Walking down a street in East Amman I go up a few steps and am greeted by a queue of people. A line has already formed at the reception desk and its only 9am and there are no spare seats in the waiting area. This is CARE’s drop in centre - this centre is a place where Syrians, having fled their home country, come to find out if they can get help.
Each person who arrives is asked a series of questions. What is your name? Where are you living? What is your date of birth? How many family members do you live with? How many families are living in one house? The questions go on to find out if the family has debt, if they are receiving any help and if there any other issues – have they received any threats or been exploited? They are also asked if they have registered with the UN to make sure we are coordinating our response.
Who is most vulnerable?

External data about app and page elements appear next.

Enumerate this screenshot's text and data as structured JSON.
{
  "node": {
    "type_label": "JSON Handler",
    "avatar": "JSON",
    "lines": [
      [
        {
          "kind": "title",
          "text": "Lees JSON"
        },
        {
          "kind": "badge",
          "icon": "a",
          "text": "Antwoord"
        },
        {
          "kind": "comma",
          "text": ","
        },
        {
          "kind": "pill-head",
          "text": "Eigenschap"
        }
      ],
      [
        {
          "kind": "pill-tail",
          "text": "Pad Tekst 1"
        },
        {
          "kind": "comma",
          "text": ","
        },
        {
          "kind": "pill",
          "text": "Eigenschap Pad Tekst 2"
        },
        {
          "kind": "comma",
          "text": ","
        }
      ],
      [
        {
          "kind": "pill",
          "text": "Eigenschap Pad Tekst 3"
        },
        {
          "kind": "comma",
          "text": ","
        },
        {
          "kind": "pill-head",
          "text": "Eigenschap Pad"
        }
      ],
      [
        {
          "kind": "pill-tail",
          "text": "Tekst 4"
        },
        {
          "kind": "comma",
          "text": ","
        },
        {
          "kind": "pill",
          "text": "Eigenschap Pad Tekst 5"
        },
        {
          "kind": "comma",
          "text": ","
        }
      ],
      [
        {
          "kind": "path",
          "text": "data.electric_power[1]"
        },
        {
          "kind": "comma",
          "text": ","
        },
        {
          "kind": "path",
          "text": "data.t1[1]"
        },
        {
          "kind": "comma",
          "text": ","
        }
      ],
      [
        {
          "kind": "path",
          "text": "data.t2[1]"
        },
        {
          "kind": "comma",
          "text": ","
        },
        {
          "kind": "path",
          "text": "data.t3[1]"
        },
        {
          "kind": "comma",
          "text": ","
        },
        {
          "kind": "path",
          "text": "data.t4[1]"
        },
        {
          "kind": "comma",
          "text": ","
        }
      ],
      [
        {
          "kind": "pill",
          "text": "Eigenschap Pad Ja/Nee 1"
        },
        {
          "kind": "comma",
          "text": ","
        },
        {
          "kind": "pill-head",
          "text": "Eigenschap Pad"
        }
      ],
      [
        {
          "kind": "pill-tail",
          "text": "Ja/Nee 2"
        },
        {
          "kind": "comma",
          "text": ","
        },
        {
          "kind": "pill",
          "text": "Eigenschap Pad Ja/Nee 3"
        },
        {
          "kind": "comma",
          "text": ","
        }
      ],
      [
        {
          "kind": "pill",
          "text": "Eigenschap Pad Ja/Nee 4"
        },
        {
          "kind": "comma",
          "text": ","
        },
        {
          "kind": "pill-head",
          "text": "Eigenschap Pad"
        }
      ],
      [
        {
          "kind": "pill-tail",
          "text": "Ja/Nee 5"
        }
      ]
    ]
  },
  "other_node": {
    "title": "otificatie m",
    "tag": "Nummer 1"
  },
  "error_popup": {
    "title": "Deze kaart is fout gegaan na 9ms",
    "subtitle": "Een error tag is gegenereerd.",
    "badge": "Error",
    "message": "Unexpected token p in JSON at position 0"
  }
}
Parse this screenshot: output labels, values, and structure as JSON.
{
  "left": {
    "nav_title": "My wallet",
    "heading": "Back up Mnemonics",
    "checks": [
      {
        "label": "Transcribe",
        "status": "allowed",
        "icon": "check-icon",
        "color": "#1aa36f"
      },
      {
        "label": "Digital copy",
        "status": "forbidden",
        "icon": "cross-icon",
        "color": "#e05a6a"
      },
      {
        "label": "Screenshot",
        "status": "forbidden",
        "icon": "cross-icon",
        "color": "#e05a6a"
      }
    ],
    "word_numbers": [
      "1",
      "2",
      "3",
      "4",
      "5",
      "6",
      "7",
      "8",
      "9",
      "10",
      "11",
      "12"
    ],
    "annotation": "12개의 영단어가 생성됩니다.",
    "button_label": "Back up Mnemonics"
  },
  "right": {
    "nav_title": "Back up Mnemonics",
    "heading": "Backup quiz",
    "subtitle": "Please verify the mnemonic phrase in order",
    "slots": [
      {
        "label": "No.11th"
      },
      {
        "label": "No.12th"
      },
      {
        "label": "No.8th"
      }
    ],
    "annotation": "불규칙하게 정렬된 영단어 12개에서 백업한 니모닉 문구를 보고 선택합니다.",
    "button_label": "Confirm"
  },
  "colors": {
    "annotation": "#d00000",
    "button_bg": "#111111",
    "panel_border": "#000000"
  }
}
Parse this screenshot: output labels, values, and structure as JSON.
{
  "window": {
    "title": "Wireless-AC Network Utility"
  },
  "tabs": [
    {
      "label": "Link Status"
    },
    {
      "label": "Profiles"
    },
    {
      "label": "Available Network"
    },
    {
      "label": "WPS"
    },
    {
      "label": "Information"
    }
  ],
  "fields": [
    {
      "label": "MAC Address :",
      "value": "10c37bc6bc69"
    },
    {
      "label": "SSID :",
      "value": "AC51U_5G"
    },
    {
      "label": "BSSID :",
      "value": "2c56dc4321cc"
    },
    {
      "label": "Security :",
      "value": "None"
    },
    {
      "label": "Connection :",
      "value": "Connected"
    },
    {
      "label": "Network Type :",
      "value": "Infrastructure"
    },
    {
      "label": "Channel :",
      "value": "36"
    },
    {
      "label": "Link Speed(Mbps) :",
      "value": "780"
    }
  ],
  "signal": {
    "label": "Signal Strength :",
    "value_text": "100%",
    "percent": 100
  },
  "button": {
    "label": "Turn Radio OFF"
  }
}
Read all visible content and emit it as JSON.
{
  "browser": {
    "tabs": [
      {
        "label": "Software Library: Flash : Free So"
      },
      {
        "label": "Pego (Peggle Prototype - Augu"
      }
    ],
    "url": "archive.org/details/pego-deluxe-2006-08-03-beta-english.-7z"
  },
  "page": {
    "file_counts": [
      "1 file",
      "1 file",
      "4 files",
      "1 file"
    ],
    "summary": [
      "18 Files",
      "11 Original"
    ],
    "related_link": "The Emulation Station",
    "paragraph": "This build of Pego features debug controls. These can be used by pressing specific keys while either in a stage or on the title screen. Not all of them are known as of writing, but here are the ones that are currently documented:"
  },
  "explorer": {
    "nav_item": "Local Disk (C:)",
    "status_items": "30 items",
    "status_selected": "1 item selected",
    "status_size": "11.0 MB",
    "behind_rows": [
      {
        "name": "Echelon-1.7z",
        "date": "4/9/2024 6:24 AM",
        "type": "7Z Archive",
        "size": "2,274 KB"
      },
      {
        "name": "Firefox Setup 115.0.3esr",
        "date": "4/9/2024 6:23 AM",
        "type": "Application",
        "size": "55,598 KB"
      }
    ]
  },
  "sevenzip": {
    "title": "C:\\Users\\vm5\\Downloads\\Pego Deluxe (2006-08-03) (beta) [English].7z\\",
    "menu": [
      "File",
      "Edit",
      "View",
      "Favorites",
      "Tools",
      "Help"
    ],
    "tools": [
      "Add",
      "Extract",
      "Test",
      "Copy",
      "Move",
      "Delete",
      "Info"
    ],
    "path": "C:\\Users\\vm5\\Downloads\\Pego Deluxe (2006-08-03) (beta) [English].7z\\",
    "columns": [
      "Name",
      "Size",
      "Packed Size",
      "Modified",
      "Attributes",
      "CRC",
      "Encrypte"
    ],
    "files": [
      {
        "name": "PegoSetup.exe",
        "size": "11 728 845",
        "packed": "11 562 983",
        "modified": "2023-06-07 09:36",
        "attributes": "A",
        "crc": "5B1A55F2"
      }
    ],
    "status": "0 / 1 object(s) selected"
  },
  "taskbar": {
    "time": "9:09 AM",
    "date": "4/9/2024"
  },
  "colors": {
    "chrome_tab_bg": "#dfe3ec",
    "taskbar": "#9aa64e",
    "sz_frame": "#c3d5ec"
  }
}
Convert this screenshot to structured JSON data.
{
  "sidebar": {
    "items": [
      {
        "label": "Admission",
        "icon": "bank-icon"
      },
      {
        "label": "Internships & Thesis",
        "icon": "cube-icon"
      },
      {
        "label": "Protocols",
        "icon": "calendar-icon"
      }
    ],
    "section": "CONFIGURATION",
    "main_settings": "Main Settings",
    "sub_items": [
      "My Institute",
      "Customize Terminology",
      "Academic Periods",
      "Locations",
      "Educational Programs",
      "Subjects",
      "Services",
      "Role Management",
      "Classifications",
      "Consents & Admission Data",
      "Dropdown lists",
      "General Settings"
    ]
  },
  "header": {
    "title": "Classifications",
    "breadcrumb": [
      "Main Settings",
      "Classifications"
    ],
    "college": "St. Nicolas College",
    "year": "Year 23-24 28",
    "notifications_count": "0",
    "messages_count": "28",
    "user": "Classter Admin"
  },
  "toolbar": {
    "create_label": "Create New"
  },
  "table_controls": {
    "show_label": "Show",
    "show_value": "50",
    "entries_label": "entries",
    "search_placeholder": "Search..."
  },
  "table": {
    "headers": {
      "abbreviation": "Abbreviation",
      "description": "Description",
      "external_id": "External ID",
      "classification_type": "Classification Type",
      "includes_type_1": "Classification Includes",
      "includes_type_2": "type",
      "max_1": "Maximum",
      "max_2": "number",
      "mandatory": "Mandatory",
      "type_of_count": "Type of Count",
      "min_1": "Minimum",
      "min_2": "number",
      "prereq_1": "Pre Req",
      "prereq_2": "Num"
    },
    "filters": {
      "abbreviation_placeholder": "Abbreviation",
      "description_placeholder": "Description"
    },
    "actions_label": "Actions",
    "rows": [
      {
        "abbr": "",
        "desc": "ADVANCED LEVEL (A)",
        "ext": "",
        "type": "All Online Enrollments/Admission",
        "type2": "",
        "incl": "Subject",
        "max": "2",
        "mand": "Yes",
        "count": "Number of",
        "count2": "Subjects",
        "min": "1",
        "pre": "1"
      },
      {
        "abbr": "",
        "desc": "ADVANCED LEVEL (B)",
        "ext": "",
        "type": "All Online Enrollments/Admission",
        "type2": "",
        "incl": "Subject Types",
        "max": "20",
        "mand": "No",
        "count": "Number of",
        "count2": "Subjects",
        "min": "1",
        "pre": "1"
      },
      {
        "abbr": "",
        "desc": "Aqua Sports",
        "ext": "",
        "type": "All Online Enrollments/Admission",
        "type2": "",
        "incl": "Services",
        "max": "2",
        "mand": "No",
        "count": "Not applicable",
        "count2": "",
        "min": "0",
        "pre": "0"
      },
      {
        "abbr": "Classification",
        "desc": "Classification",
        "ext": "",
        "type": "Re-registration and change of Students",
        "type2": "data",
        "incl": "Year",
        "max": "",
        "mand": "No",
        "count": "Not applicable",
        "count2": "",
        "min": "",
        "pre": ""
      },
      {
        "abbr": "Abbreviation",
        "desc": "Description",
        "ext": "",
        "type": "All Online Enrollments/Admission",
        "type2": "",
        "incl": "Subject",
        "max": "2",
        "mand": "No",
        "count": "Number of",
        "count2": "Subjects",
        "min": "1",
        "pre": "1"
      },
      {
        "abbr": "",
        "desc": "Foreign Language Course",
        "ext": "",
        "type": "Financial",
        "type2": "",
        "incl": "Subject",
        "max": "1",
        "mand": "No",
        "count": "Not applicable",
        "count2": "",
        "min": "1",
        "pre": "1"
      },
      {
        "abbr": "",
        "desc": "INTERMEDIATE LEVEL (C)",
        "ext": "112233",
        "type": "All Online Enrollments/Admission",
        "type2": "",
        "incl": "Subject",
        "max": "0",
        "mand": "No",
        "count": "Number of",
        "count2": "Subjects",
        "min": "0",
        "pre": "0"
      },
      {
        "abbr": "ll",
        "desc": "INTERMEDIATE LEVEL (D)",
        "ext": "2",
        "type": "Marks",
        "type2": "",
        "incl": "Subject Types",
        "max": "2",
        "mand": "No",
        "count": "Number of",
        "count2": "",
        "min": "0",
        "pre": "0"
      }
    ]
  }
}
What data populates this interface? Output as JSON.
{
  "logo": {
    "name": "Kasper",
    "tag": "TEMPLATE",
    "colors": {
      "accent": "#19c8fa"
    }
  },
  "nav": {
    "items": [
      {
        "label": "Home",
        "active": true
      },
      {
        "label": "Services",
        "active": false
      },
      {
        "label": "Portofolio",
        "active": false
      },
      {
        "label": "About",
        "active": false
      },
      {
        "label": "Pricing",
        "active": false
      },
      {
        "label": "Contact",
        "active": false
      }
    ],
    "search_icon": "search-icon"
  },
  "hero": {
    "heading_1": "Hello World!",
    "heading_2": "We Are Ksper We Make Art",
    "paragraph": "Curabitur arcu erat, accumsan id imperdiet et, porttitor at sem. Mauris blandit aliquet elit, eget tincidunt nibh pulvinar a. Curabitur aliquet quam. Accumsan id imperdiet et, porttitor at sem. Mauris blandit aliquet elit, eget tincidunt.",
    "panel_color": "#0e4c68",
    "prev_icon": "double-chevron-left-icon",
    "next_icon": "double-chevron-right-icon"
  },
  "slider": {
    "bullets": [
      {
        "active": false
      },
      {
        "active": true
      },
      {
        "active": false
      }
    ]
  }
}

Once these questions end and a form has been filled out, a CARE Case Manager reviews the form to identify which of the 1,500 refugees who visited the centre in the last week is the most vulnerable. Which of these families is the most in need? This is perhaps the hardest question anyone has to answer. As a refugee you need to score 15 points to get help from CARE (at the moment we are giving people money so they can pay rent and buy food and water). To score 15 points you need to meet certain criteria, for example people with a severe medical condition, people who are at risk of imminent eviction or where several families are living together will score more highly.
The Case Managers express their concerns about the people who are just one mark away from being granted help. We only have enough money to help a certain number of people so we have to make sure we are helping the most vulnerable but this means many people who are in need don’t get help.
Since our drop in centre opened in November over 12,000 people have come through its doors and we are only able to help around one sixth of them. We just don’t have enough funding to help more than this amount at the moment. For the Case Managers this is hard – they have to answer the difficult question of who is more in need, who should we help and who can’t we help.
Where is the money going to come from?
Everyone is aware that if we had more money we could help more people but where is that money going to come from? At the moment the UN’s appeal, asking for $1.5 billion (the largest appeal it has ever launched) from countries around the world is only 20 per cent funded, leaving agencies struggling to respond. So for now 15 is the magic number.
This has been my first visit to the centre. I will be staying in Jordan for about two months, assisting our office in Jordan in their emergency response to Syrian refugees. So I will be regularly reporting back to everyone at home about what is happening here and how CARE is helping.
About the author:
Deborah Underdown is a Communications Officer with CARE International UK.
She recently returned from Jordan, where she was helping with and reporting on CARE's response to the Syrian refugee crisis.
Follow her on Twitter @DUnderdown_CARE